Send back the data below exactly. Drop every picture.

___ Extracted data ___

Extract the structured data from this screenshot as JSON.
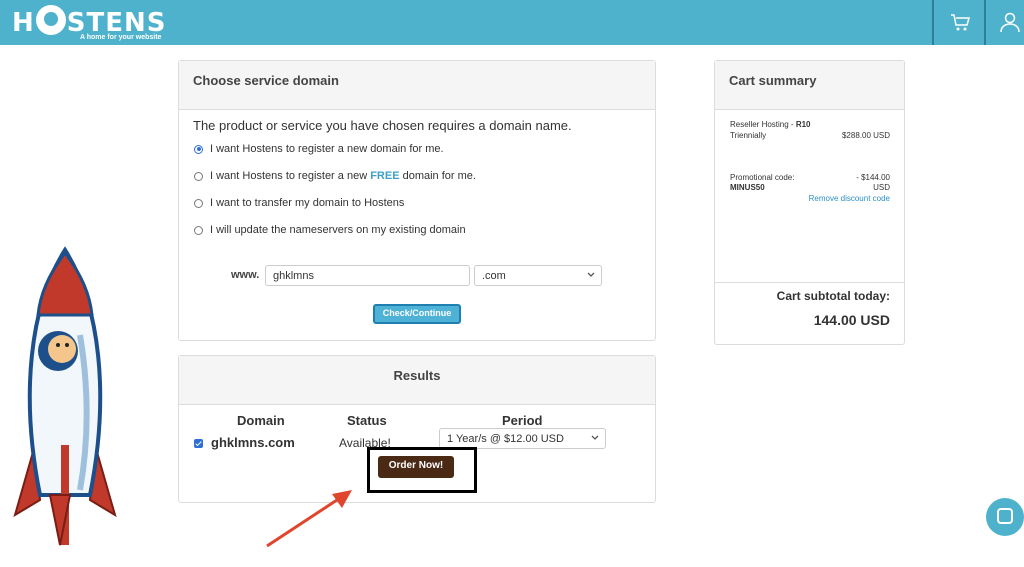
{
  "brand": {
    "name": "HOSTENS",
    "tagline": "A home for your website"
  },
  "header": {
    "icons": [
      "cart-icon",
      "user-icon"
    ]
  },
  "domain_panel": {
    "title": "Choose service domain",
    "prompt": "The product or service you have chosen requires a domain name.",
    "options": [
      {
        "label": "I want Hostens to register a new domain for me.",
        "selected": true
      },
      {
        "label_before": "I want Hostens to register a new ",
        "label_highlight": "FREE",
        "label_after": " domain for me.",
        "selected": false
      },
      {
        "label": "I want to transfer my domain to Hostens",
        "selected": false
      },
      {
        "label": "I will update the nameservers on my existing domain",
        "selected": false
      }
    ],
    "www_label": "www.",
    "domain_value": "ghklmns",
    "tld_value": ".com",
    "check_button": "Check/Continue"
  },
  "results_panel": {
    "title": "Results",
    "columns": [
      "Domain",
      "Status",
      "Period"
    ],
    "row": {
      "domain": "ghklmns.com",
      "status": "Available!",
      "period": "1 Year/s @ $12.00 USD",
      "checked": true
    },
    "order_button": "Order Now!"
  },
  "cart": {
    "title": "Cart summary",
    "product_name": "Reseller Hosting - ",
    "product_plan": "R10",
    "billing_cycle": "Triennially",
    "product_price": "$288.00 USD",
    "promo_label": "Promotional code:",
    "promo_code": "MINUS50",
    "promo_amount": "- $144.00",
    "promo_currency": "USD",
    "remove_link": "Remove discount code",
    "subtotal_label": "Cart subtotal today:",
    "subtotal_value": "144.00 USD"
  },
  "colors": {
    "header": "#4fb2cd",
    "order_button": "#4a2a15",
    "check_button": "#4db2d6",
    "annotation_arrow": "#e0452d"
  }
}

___

> [Exercise response]
Extract the structured data from this screenshot as JSON.
{
  "brand": {
    "name": "HOSTENS",
    "tagline": "A home for your website"
  },
  "header": {
    "icons": [
      "cart-icon",
      "user-icon"
    ]
  },
  "domain_panel": {
    "title": "Choose service domain",
    "prompt": "The product or service you have chosen requires a domain name.",
    "options": [
      {
        "label": "I want Hostens to register a new domain for me.",
        "selected": true
      },
      {
        "label_before": "I want Hostens to register a new ",
        "label_highlight": "FREE",
        "label_after": " domain for me.",
        "selected": false
      },
      {
        "label": "I want to transfer my domain to Hostens",
        "selected": false
      },
      {
        "label": "I will update the nameservers on my existing domain",
        "selected": false
      }
    ],
    "www_label": "www.",
    "domain_value": "ghklmns",
    "tld_value": ".com",
    "check_button": "Check/Continue"
  },
  "results_panel": {
    "title": "Results",
    "columns": [
      "Domain",
      "Status",
      "Period"
    ],
    "row": {
      "domain": "ghklmns.com",
      "status": "Available!",
      "period": "1 Year/s @ $12.00 USD",
      "checked": true
    },
    "order_button": "Order Now!"
  },
  "cart": {
    "title": "Cart summary",
    "product_name": "Reseller Hosting - ",
    "product_plan": "R10",
    "billing_cycle": "Triennially",
    "product_price": "$288.00 USD",
    "promo_label": "Promotional code:",
    "promo_code": "MINUS50",
    "promo_amount": "- $144.00",
    "promo_currency": "USD",
    "remove_link": "Remove discount code",
    "subtotal_label": "Cart subtotal today:",
    "subtotal_value": "144.00 USD"
  },
  "colors": {
    "header": "#4fb2cd",
    "order_button": "#4a2a15",
    "check_button": "#4db2d6",
    "annotation_arrow": "#e0452d"
  }
}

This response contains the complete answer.